In this blog post, we will delve into secure messaging and data transfer protocols that can be implemented for your company’s PKI infrastructure.
1. S/Mime Messaging Protocol
S/MIME (Secure/Multipurpose Internet Mail Extensions) is a widely used messaging protocol that enables end-to-end encryption of email messages. It employs digital certificates to authenticate senders and recipients and uses public-key encryption to ensure the confidentiality and integrity of messages. When an S/MIME message is sent, it is signed with the sender’s private key, and the recipient’s public key is used to decrypt the message. This protocol is widely supported by email clients, including Microsoft Outlook, Apple Mail, and Mozilla Thunderbird.
2. HTTPS Data Transfer Protocol
HTTPS (Hypertext Transfer Protocol Secure) is a secure version of the HTTP protocol used for data transfer over the Internet. It is an integral part of secure communication on the web and is used by millions of websites for secure communication. HTTPS uses SSL/TLS (Secure Sockets Layer/Transport Layer Security) encryption to establish a secure connection between the client and server, ensuring the confidentiality and integrity of data in transit. Modern web browsers widely support this protocol, and it is a must-have for any website that processes sensitive user information.
3. FTPS Data Transfer Protocol
FTPS (FTP Secure) is a secure variation of the File Transfer Protocol (FTP), widely used for transferring files over the internet. FTPS uses SSL/TLS encryption to encrypt data in transit, ensuring that data cannot be intercepted or tampered with by unauthorized parties. Most FTP clients, including FileZilla, Cyberduck, and WinSCP, support FTPS.
4. SFTP Data Transfer Protocol
SFTP (Secure File Transfer Protocol) is a secure protocol for transferring files online. It is an extension of the Secure Shell (SSH) protocol and uses public-key cryptography to secure data in transit. SFTP encrypts all data, including file content, file names, and file sizes, and provides strong authentication mechanisms to ensure that only authorized parties can access files. SFTP is supported by most modern FTP clients, including FileZilla, WinSCP, and Cyberduck.
5. AS2 Secure Data Transfer Protocol
AS2 (Applicability Statement 2) is a secure protocol for securely exchanging EDI (Electronic Data Interchange) and other business documents over the Internet.
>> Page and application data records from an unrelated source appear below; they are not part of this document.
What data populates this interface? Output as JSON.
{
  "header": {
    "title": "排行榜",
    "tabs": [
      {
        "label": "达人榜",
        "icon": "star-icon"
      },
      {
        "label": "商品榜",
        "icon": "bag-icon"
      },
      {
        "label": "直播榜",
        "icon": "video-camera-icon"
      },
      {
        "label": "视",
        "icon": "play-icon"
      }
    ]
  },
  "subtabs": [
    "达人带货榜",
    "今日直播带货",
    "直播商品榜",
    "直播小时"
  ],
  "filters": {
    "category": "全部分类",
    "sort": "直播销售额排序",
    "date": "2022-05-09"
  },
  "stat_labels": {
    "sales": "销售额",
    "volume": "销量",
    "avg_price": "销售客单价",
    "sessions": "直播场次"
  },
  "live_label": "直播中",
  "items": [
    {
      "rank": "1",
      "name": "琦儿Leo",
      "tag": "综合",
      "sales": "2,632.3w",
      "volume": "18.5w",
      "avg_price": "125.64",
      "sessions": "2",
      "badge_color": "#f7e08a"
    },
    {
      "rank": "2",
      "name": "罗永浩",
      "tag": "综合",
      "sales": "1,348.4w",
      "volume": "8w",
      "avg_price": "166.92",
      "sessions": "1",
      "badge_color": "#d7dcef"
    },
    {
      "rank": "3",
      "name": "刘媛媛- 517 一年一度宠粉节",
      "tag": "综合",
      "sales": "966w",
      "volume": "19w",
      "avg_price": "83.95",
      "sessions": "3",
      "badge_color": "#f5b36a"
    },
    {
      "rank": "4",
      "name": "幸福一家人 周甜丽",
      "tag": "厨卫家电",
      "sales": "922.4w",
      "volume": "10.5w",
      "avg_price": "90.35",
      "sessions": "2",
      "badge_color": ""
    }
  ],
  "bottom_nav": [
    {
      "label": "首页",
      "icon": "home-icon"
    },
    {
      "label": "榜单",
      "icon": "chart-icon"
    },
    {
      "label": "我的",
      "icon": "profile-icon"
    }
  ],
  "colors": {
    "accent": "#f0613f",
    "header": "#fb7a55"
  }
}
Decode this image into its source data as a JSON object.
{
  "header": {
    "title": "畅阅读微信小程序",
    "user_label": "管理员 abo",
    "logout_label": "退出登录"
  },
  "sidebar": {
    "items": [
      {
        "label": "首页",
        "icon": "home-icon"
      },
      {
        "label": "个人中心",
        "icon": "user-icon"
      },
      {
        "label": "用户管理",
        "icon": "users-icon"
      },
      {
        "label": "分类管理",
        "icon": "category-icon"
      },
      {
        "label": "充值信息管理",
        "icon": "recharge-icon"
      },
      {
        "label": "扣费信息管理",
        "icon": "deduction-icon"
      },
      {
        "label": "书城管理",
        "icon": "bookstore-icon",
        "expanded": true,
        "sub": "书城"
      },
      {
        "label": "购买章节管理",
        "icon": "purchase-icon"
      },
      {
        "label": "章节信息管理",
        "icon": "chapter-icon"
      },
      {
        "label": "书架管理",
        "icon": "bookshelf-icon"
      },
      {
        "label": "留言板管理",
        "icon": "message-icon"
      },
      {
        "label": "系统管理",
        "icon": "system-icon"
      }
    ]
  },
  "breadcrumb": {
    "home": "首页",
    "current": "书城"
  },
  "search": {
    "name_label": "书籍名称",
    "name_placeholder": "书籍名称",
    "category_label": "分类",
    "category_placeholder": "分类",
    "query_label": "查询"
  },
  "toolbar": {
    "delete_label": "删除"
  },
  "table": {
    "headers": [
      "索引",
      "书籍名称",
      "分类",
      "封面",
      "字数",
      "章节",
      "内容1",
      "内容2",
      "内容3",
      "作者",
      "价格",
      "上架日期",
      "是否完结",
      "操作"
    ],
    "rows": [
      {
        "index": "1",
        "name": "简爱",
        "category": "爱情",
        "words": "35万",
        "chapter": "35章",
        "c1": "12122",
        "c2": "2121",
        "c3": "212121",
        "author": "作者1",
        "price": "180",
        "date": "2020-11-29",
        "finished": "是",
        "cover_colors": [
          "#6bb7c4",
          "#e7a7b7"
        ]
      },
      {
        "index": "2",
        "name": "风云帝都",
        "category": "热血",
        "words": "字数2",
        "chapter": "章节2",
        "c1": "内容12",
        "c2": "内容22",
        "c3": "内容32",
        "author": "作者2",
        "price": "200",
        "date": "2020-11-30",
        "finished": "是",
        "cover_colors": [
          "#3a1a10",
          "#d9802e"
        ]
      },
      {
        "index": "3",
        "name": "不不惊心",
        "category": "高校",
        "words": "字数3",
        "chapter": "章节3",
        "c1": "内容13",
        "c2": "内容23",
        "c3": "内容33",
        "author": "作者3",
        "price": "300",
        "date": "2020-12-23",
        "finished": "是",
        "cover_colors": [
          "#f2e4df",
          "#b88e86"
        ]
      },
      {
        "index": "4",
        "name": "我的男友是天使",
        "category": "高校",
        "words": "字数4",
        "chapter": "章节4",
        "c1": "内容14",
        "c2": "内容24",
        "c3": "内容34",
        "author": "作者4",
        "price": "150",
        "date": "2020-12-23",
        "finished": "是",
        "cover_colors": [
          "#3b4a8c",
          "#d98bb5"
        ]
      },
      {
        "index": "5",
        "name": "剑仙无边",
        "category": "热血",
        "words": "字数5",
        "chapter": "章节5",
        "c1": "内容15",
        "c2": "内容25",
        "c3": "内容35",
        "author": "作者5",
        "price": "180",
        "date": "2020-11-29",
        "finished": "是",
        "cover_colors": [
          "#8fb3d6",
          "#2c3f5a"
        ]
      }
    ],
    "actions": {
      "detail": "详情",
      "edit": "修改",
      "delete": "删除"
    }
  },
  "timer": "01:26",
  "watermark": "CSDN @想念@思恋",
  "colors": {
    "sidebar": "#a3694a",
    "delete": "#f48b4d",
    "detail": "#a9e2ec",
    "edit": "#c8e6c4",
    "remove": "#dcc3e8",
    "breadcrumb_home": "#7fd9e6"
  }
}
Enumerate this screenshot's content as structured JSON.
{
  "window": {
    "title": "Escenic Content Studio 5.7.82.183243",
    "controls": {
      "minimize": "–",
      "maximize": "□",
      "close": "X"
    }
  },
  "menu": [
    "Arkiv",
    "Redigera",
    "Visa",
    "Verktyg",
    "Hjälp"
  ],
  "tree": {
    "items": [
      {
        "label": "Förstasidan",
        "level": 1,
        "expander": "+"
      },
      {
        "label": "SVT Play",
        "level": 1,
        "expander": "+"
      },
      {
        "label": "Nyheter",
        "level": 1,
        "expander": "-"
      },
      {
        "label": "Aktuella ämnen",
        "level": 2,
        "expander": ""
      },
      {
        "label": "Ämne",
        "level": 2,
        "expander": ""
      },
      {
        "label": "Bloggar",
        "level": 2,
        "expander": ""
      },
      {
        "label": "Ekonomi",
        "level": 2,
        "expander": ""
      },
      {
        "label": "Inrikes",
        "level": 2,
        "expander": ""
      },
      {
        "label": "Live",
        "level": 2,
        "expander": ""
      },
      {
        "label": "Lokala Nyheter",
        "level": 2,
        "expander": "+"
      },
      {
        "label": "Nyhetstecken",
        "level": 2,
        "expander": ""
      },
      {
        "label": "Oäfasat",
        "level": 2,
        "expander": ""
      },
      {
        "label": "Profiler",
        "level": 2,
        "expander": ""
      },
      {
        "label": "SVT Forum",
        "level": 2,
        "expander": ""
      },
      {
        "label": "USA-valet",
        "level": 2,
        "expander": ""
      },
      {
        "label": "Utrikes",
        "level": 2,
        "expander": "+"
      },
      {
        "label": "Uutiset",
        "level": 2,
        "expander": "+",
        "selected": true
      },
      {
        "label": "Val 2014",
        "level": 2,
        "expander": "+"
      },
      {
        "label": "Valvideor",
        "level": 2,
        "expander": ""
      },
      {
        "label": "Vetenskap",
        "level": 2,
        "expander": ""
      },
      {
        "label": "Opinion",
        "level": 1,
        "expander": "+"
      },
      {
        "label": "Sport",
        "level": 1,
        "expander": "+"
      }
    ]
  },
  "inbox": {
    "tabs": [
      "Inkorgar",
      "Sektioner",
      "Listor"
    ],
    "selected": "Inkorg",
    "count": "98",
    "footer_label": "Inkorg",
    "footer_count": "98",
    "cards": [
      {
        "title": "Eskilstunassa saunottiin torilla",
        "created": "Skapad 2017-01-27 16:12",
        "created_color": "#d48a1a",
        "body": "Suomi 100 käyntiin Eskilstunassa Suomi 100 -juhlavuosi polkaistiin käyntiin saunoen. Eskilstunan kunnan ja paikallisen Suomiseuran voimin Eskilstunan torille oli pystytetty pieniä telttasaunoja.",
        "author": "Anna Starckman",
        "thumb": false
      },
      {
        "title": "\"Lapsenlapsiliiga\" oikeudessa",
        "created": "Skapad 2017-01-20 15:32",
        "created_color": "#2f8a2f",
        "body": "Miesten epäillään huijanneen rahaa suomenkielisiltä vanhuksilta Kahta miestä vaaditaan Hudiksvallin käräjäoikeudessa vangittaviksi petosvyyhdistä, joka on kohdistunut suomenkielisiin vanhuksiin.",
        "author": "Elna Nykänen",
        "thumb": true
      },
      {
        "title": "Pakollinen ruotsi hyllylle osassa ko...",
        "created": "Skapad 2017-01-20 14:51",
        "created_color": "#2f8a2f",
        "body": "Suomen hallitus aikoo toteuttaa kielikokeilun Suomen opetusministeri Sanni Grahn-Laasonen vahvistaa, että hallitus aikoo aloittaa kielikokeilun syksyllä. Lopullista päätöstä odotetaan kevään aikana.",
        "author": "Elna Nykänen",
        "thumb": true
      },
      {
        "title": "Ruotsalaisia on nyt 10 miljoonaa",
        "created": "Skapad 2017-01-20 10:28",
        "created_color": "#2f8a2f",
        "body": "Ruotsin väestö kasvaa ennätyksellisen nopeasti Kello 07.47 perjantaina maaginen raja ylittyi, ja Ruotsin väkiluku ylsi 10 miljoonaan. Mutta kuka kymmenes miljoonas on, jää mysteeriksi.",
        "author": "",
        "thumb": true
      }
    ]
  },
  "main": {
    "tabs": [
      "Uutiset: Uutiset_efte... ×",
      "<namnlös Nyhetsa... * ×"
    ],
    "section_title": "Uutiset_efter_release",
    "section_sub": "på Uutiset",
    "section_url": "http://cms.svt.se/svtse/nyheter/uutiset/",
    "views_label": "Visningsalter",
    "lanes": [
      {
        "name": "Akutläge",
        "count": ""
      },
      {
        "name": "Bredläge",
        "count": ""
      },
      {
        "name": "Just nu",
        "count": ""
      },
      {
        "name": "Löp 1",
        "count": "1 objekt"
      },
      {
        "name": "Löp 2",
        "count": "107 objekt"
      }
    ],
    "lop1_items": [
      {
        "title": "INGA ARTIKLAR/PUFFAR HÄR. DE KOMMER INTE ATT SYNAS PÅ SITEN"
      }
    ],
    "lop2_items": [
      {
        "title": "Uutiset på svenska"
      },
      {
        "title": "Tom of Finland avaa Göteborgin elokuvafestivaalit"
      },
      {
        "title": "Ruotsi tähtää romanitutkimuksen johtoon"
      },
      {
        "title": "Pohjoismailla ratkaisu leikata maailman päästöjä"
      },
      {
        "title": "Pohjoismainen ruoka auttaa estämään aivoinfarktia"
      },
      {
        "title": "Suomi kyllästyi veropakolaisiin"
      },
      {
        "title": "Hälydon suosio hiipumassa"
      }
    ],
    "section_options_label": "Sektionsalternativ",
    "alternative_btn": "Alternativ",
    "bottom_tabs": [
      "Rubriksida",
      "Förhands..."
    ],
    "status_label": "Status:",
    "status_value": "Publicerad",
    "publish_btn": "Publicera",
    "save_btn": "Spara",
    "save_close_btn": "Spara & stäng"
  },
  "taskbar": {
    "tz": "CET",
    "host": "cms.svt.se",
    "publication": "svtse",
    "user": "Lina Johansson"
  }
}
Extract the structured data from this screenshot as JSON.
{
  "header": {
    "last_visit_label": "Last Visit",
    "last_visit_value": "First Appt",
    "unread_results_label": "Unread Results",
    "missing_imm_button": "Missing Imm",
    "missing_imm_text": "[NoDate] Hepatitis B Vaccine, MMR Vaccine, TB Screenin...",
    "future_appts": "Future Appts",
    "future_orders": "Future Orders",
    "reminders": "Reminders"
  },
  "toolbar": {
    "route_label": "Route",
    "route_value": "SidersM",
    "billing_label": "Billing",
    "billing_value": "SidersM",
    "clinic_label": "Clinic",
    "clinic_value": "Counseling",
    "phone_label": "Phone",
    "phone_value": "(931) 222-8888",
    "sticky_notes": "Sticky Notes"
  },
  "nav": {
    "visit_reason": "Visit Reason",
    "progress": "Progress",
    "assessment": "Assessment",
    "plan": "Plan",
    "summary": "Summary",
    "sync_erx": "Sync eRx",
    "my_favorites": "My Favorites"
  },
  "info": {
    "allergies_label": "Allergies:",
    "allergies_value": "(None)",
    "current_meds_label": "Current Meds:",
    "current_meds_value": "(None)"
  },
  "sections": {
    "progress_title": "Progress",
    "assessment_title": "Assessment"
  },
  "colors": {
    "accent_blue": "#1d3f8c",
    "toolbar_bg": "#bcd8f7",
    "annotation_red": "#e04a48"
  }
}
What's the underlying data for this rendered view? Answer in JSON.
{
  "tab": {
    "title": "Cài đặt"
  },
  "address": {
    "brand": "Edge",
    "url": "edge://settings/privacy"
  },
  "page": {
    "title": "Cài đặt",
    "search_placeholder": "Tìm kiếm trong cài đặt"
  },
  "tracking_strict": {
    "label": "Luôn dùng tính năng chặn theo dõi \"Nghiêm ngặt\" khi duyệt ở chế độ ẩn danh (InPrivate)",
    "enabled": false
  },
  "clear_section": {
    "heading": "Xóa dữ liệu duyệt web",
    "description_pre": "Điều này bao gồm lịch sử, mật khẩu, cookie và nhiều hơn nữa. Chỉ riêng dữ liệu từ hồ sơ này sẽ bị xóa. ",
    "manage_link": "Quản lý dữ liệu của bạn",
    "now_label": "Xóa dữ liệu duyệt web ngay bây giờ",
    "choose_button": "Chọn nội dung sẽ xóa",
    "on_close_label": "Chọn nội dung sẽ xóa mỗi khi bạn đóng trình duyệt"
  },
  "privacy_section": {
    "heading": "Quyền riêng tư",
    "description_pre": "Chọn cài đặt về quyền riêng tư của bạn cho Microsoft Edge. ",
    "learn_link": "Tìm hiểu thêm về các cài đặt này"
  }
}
AS2 employs digital certificates to authenticate the sender and recipient and uses SSL/TLS encryption to ensure the confidentiality and integrity of data in transit. AS2 is widely used by businesses to exchange sensitive data securely with trading partners.
In conclusion, implementing secure messaging and data transfer protocols is essential in securing your company’s PKI infrastructure and machine identity management. By using protocols such as S/MIME, HTTPS, FTPS, SFTP, and AS2, you can ensure the confidentiality and integrity of data in transit and prevent unauthorized access to sensitive information. These protocols provide robust security mechanisms that guarantee secure communication and data transfer, safeguarding your company’s valuable assets from cybercriminals. It is vital to stay updated with the latest security protocols and ensure that your company’s PKI infrastructure is always up-to-date, preventing potential cybersecurity threats or data breach incidents.